**TRY IT**
After reading the listing below, copy it out exactly.

**EXCERPTED DATA**
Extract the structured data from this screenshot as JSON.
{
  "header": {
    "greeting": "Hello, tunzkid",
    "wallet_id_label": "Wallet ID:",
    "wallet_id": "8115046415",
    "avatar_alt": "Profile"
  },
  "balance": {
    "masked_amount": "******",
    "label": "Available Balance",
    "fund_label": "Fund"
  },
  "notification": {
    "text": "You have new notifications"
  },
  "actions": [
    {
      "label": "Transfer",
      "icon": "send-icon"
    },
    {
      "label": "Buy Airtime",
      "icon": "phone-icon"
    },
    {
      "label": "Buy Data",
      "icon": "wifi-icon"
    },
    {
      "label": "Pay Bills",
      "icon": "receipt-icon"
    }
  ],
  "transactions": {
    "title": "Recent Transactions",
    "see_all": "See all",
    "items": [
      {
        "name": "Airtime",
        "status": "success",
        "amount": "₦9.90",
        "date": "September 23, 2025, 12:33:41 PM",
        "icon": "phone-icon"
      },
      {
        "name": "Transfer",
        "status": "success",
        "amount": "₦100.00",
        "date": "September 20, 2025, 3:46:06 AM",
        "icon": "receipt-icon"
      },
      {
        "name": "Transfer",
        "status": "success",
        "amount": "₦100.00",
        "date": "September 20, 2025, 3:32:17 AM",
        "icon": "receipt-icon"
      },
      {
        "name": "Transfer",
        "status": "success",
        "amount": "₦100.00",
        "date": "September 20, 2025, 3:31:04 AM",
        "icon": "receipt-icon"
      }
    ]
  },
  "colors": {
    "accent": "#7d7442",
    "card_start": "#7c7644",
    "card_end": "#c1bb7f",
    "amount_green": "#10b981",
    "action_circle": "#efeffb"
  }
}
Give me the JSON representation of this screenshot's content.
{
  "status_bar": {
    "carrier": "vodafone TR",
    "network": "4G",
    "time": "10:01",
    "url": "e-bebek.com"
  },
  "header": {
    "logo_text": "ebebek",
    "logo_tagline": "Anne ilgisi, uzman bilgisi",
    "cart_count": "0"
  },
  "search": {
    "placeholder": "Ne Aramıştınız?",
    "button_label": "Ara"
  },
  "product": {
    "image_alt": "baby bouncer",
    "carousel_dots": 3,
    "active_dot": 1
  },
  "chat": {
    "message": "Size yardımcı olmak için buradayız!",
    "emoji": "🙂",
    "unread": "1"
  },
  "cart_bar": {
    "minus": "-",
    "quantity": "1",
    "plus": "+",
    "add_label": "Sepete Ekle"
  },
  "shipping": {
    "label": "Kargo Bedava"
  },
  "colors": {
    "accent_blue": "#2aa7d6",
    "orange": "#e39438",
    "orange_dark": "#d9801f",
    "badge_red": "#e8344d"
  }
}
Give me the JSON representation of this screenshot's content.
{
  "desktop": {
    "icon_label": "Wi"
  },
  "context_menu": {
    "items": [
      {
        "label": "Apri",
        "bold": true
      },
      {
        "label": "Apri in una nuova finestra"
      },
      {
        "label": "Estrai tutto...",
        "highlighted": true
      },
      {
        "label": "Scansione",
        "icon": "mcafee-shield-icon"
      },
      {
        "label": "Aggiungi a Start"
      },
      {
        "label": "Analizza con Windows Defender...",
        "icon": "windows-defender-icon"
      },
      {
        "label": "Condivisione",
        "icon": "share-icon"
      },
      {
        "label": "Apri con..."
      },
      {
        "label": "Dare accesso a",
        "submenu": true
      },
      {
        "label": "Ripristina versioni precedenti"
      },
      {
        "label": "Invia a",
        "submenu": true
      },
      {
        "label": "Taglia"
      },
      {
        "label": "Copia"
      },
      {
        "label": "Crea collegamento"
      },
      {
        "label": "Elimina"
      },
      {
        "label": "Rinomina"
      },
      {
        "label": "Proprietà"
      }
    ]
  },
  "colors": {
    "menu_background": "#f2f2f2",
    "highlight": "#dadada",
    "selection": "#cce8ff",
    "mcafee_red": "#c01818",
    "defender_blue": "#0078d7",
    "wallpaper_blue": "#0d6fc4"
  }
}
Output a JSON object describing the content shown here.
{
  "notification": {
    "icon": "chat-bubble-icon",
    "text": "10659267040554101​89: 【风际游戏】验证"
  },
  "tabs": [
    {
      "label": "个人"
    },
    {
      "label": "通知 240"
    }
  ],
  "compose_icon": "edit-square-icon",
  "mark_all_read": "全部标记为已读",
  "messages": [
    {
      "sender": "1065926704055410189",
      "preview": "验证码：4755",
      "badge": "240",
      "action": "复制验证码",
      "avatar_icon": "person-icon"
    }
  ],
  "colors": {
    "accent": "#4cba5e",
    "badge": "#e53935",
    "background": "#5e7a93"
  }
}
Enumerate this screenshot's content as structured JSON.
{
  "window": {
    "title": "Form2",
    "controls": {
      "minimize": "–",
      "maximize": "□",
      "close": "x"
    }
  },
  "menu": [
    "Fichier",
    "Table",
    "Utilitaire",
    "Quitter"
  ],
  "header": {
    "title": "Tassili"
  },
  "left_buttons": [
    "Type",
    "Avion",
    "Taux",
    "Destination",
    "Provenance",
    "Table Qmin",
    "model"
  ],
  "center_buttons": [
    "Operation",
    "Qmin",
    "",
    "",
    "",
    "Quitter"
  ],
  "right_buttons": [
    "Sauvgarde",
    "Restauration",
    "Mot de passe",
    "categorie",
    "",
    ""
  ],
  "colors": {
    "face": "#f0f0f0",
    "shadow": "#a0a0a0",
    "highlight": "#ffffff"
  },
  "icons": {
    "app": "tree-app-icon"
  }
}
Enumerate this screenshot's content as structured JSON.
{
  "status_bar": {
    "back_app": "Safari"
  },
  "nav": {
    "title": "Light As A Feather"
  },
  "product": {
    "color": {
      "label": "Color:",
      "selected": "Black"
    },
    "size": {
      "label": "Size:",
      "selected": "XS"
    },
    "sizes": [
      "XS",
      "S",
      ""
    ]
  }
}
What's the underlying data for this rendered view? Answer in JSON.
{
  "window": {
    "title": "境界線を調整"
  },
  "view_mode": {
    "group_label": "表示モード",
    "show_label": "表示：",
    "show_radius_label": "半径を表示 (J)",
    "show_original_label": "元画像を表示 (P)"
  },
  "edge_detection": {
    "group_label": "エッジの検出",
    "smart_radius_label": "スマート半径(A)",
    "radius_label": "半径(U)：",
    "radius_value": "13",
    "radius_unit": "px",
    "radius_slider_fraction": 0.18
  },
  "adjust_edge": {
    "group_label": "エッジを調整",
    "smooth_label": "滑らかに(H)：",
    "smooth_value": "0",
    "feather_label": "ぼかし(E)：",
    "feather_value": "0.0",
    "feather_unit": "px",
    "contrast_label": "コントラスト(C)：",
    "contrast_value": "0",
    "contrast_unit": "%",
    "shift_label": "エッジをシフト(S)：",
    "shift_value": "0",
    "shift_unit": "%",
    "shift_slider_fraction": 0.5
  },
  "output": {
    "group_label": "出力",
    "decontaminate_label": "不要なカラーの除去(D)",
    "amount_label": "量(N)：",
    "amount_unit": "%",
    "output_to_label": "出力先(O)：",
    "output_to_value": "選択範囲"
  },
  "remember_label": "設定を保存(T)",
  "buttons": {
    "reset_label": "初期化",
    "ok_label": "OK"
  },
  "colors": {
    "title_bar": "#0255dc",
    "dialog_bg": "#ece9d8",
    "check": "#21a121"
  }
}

**EXERCISE RESPONSE**
Extract the structured data from this screenshot as JSON.
{
  "header": {
    "greeting": "Hello, tunzkid",
    "wallet_id_label": "Wallet ID:",
    "wallet_id": "8115046415",
    "avatar_alt": "Profile"
  },
  "balance": {
    "masked_amount": "******",
    "label": "Available Balance",
    "fund_label": "Fund"
  },
  "notification": {
    "text": "You have new notifications"
  },
  "actions": [
    {
      "label": "Transfer",
      "icon": "send-icon"
    },
    {
      "label": "Buy Airtime",
      "icon": "phone-icon"
    },
    {
      "label": "Buy Data",
      "icon": "wifi-icon"
    },
    {
      "label": "Pay Bills",
      "icon": "receipt-icon"
    }
  ],
  "transactions": {
    "title": "Recent Transactions",
    "see_all": "See all",
    "items": [
      {
        "name": "Airtime",
        "status": "success",
        "amount": "₦9.90",
        "date": "September 23, 2025, 12:33:41 PM",
        "icon": "phone-icon"
      },
      {
        "name": "Transfer",
        "status": "success",
        "amount": "₦100.00",
        "date": "September 20, 2025, 3:46:06 AM",
        "icon": "receipt-icon"
      },
      {
        "name": "Transfer",
        "status": "success",
        "amount": "₦100.00",
        "date": "September 20, 2025, 3:32:17 AM",
        "icon": "receipt-icon"
      },
      {
        "name": "Transfer",
        "status": "success",
        "amount": "₦100.00",
        "date": "September 20, 2025, 3:31:04 AM",
        "icon": "receipt-icon"
      }
    ]
  },
  "colors": {
    "accent": "#7d7442",
    "card_start": "#7c7644",
    "card_end": "#c1bb7f",
    "amount_green": "#10b981",
    "action_circle": "#efeffb"
  }
}
Give me the JSON representation of this screenshot's content.
{
  "status_bar": {
    "carrier": "vodafone TR",
    "network": "4G",
    "time": "10:01",
    "url": "e-bebek.com"
  },
  "header": {
    "logo_text": "ebebek",
    "logo_tagline": "Anne ilgisi, uzman bilgisi",
    "cart_count": "0"
  },
  "search": {
    "placeholder": "Ne Aramıştınız?",
    "button_label": "Ara"
  },
  "product": {
    "image_alt": "baby bouncer",
    "carousel_dots": 3,
    "active_dot": 1
  },
  "chat": {
    "message": "Size yardımcı olmak için buradayız!",
    "emoji": "🙂",
    "unread": "1"
  },
  "cart_bar": {
    "minus": "-",
    "quantity": "1",
    "plus": "+",
    "add_label": "Sepete Ekle"
  },
  "shipping": {
    "label": "Kargo Bedava"
  },
  "colors": {
    "accent_blue": "#2aa7d6",
    "orange": "#e39438",
    "orange_dark": "#d9801f",
    "badge_red": "#e8344d"
  }
}
Give me the JSON representation of this screenshot's content.
{
  "desktop": {
    "icon_label": "Wi"
  },
  "context_menu": {
    "items": [
      {
        "label": "Apri",
        "bold": true
      },
      {
        "label": "Apri in una nuova finestra"
      },
      {
        "label": "Estrai tutto...",
        "highlighted": true
      },
      {
        "label": "Scansione",
        "icon": "mcafee-shield-icon"
      },
      {
        "label": "Aggiungi a Start"
      },
      {
        "label": "Analizza con Windows Defender...",
        "icon": "windows-defender-icon"
      },
      {
        "label": "Condivisione",
        "icon": "share-icon"
      },
      {
        "label": "Apri con..."
      },
      {
        "label": "Dare accesso a",
        "submenu": true
      },
      {
        "label": "Ripristina versioni precedenti"
      },
      {
        "label": "Invia a",
        "submenu": true
      },
      {
        "label": "Taglia"
      },
      {
        "label": "Copia"
      },
      {
        "label": "Crea collegamento"
      },
      {
        "label": "Elimina"
      },
      {
        "label": "Rinomina"
      },
      {
        "label": "Proprietà"
      }
    ]
  },
  "colors": {
    "menu_background": "#f2f2f2",
    "highlight": "#dadada",
    "selection": "#cce8ff",
    "mcafee_red": "#c01818",
    "defender_blue": "#0078d7",
    "wallpaper_blue": "#0d6fc4"
  }
}
Output a JSON object describing the content shown here.
{
  "notification": {
    "icon": "chat-bubble-icon",
    "text": "10659267040554101​89: 【风际游戏】验证"
  },
  "tabs": [
    {
      "label": "个人"
    },
    {
      "label": "通知 240"
    }
  ],
  "compose_icon": "edit-square-icon",
  "mark_all_read": "全部标记为已读",
  "messages": [
    {
      "sender": "1065926704055410189",
      "preview": "验证码：4755",
      "badge": "240",
      "action": "复制验证码",
      "avatar_icon": "person-icon"
    }
  ],
  "colors": {
    "accent": "#4cba5e",
    "badge": "#e53935",
    "background": "#5e7a93"
  }
}
Enumerate this screenshot's content as structured JSON.
{
  "window": {
    "title": "Form2",
    "controls": {
      "minimize": "–",
      "maximize": "□",
      "close": "x"
    }
  },
  "menu": [
    "Fichier",
    "Table",
    "Utilitaire",
    "Quitter"
  ],
  "header": {
    "title": "Tassili"
  },
  "left_buttons": [
    "Type",
    "Avion",
    "Taux",
    "Destination",
    "Provenance",
    "Table Qmin",
    "model"
  ],
  "center_buttons": [
    "Operation",
    "Qmin",
    "",
    "",
    "",
    "Quitter"
  ],
  "right_buttons": [
    "Sauvgarde",
    "Restauration",
    "Mot de passe",
    "categorie",
    "",
    ""
  ],
  "colors": {
    "face": "#f0f0f0",
    "shadow": "#a0a0a0",
    "highlight": "#ffffff"
  },
  "icons": {
    "app": "tree-app-icon"
  }
}
Enumerate this screenshot's content as structured JSON.
{
  "status_bar": {
    "back_app": "Safari"
  },
  "nav": {
    "title": "Light As A Feather"
  },
  "product": {
    "color": {
      "label": "Color:",
      "selected": "Black"
    },
    "size": {
      "label": "Size:",
      "selected": "XS"
    },
    "sizes": [
      "XS",
      "S",
      ""
    ]
  }
}
What's the underlying data for this rendered view? Answer in JSON.
{
  "window": {
    "title": "境界線を調整"
  },
  "view_mode": {
    "group_label": "表示モード",
    "show_label": "表示：",
    "show_radius_label": "半径を表示 (J)",
    "show_original_label": "元画像を表示 (P)"
  },
  "edge_detection": {
    "group_label": "エッジの検出",
    "smart_radius_label": "スマート半径(A)",
    "radius_label": "半径(U)：",
    "radius_value": "13",
    "radius_unit": "px",
    "radius_slider_fraction": 0.18
  },
  "adjust_edge": {
    "group_label": "エッジを調整",
    "smooth_label": "滑らかに(H)：",
    "smooth_value": "0",
    "feather_label": "ぼかし(E)：",
    "feather_value": "0.0",
    "feather_unit": "px",
    "contrast_label": "コントラスト(C)：",
    "contrast_value": "0",
    "contrast_unit": "%",
    "shift_label": "エッジをシフト(S)：",
    "shift_value": "0",
    "shift_unit": "%",
    "shift_slider_fraction": 0.5
  },
  "output": {
    "group_label": "出力",
    "decontaminate_label": "不要なカラーの除去(D)",
    "amount_label": "量(N)：",
    "amount_unit": "%",
    "output_to_label": "出力先(O)：",
    "output_to_value": "選択範囲"
  },
  "remember_label": "設定を保存(T)",
  "buttons": {
    "reset_label": "初期化",
    "ok_label": "OK"
  },
  "colors": {
    "title_bar": "#0255dc",
    "dialog_bg": "#ece9d8",
    "check": "#21a121"
  }
}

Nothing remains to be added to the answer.